Yesterday my office received a copy of a presentation that the Homes & Communities Agency in London made on the future supply of affordable housing.
The presentation contains a graph which shows the boost to new affordable homes coming from Labour’s National Affordable Housing Programme: with new affordable home starts peaking at almost 16,000 in 2009-10 (despite the recession) with those homes due for completion in 2011-12.
Once those homes are built the figures collapse; new starts, that is to say: new building projects for affordable homes are projected to fall in London to well below 2,000 in the next twelve months, and then fall to zero. With building projects taking about 18-24 months we then see the supply of new affordable homes in London fall to zero by 2014/15.
For the next couple of years, the Tory-led government and – until the next London Mayoral election – Boris Johnson, will be able to reap the rewards of Labour’s investment in an affordable housing building programme.
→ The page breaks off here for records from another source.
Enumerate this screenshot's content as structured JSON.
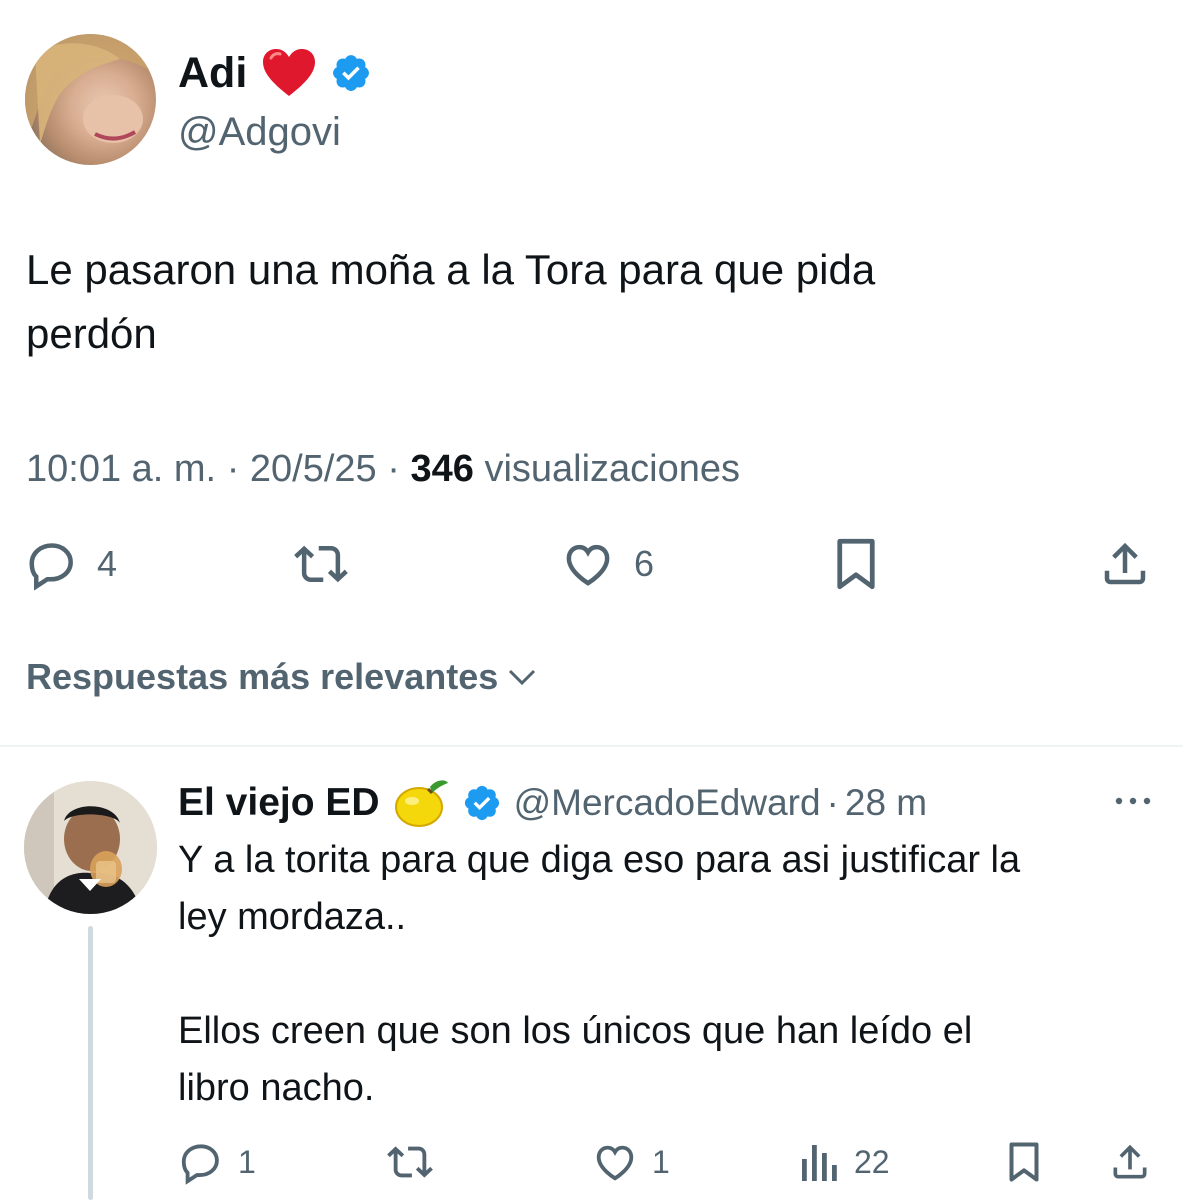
{
  "main_tweet": {
    "author_name": "Adi",
    "author_handle": "@Adgovi",
    "text_line1": "Le pasaron una moña a la Tora para que pida",
    "text_line2": "perdón",
    "time": "10:01 a. m.",
    "date": "20/5/25",
    "separator": "·",
    "views_count": "346",
    "views_label": "visualizaciones",
    "replies": "4",
    "likes": "6"
  },
  "sort_label": "Respuestas más relevantes",
  "reply": {
    "author_name": "El viejo ED",
    "author_handle": "@MercadoEdward",
    "separator": "·",
    "time_ago": "28 m",
    "line1": "Y a la torita para que diga eso para asi justificar la",
    "line2": "ley mordaza..",
    "line3": "Ellos creen que son los únicos que han leído el",
    "line4": "libro nacho.",
    "replies": "1",
    "likes": "1",
    "views": "22"
  },
  "colors": {
    "verified": "#1d9bf0",
    "heart_emoji": "#e0182d",
    "secondary_text": "#536471",
    "divider": "#eff3f4"
  },
  "icons": [
    "heart-emoji-icon",
    "verified-badge-icon",
    "lemon-emoji-icon",
    "reply-icon",
    "retweet-icon",
    "like-icon",
    "bookmark-icon",
    "share-icon",
    "views-icon",
    "more-icon",
    "chevron-down-icon"
  ]
}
In London, Boris will be able to point, with some enthusiasm, to more than 14,000 new affordable homes which will be built in 2011-12 and claim them as an achievement of his mayoralty whilst Grant Shapps can cut ribbons and hand over keys to families moving in and try and portray the completion of Labour’s building programme as a Tory success.
What we won’t see as much of is the traditional photo taken on new building sites, shovels in hand. At first, this won’t produce much comment – new homes will be being completed, families will be moving in. Two years down the line however, and it’ll all become too clear what’s happened. By then, someone else might be in City Hall and they’ll have to pick up the pieces.
The Tory government has told us to keep faith – to believe them when they say they have a plan to fill the gap left by their slashing of government funding for new affordable homes – and this week we were given some details.
Where there was once government funding from the Treasury to subsidise and fund the building of homes, now we will see rents rise for almost every new housing association tenant to up to 80% of market rent.
There will be no link to housing benefit caps. As a consequence, in London rents may treble or more as a consequence; only a Tory government could dare call rent at those levels ‘affordable’.
There’s no indication as to how this policy will work. There are no projections for how many housing associations will put rents up by this much, how much money this will raise and how many new homes will then be built but plenty of well established doubts from experts across the housing sector.
What we do know is that new projects need to start now and start on a scale to match Labour’s building programme to avoid a genuine housing crisis by the end of the parliament, passing the buck to housing associations and the cost to tenants simply isn’t good enough.
Alison Seabeck is the shadow housing minister